— EXERCISE OBJECTIVE —
Each line in the data must be reproduced as written, except for any picture.

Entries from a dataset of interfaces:

>>>>

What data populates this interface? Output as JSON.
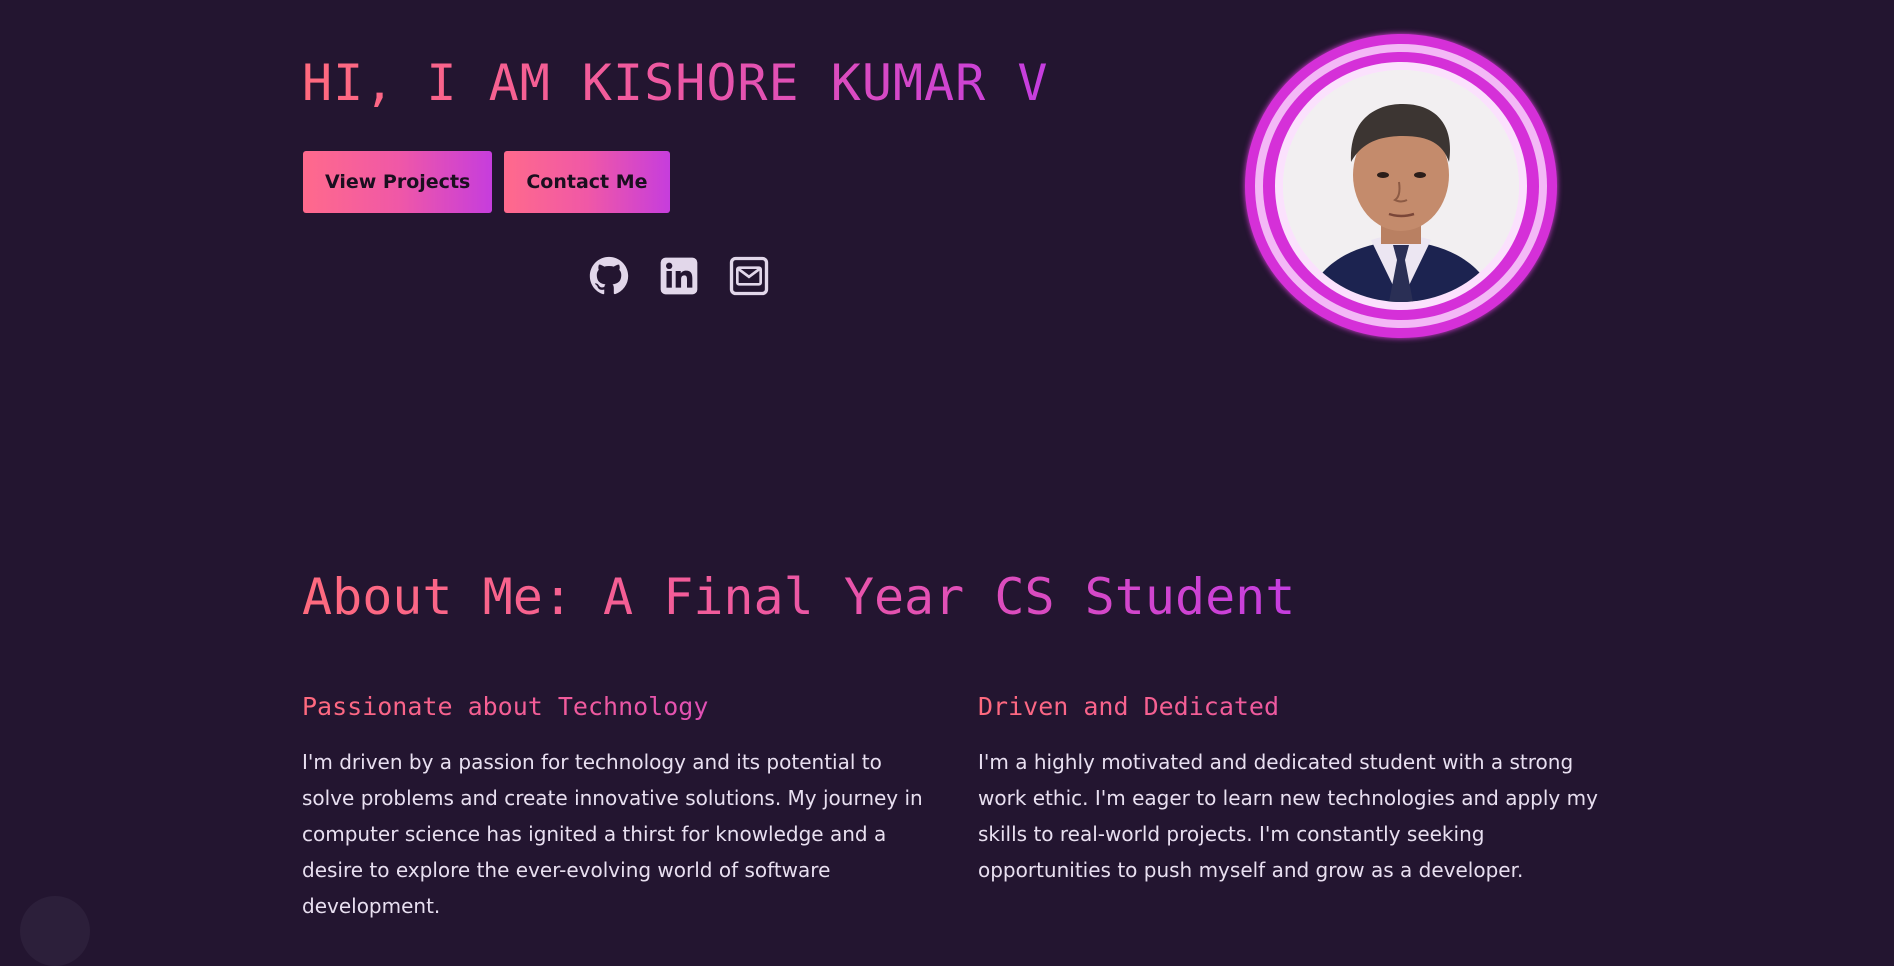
{
  "hero": {
    "title": "HI, I AM KISHORE KUMAR V",
    "buttons": {
      "view_projects": "View Projects",
      "contact_me": "Contact Me"
    },
    "socials": [
      {
        "icon": "github-icon"
      },
      {
        "icon": "linkedin-icon"
      },
      {
        "icon": "mail-icon"
      }
    ]
  },
  "about": {
    "title": "About Me: A Final Year CS Student",
    "columns": [
      {
        "heading": "Passionate about Technology",
        "text": "I'm driven by a passion for technology and its potential to solve problems and create innovative solutions. My journey in computer science has ignited a thirst for knowledge and a desire to explore the ever-evolving world of software development."
      },
      {
        "heading": "Driven and Dedicated",
        "text": "I'm a highly motivated and dedicated student with a strong work ethic. I'm eager to learn new technologies and apply my skills to real-world projects. I'm constantly seeking opportunities to push myself and grow as a developer."
      }
    ]
  },
  "colors": {
    "background": "#231530",
    "gradient_start": "#ff6a7e",
    "gradient_end": "#c53de0",
    "ring": "#d530d8",
    "text": "#e6dbef"
  }
}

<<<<

— ANSWER TO THE EXERCISE —
What data populates this interface? Output as JSON.
{
  "hero": {
    "title": "HI, I AM KISHORE KUMAR V",
    "buttons": {
      "view_projects": "View Projects",
      "contact_me": "Contact Me"
    },
    "socials": [
      {
        "icon": "github-icon"
      },
      {
        "icon": "linkedin-icon"
      },
      {
        "icon": "mail-icon"
      }
    ]
  },
  "about": {
    "title": "About Me: A Final Year CS Student",
    "columns": [
      {
        "heading": "Passionate about Technology",
        "text": "I'm driven by a passion for technology and its potential to solve problems and create innovative solutions. My journey in computer science has ignited a thirst for knowledge and a desire to explore the ever-evolving world of software development."
      },
      {
        "heading": "Driven and Dedicated",
        "text": "I'm a highly motivated and dedicated student with a strong work ethic. I'm eager to learn new technologies and apply my skills to real-world projects. I'm constantly seeking opportunities to push myself and grow as a developer."
      }
    ]
  },
  "colors": {
    "background": "#231530",
    "gradient_start": "#ff6a7e",
    "gradient_end": "#c53de0",
    "ring": "#d530d8",
    "text": "#e6dbef"
  }
}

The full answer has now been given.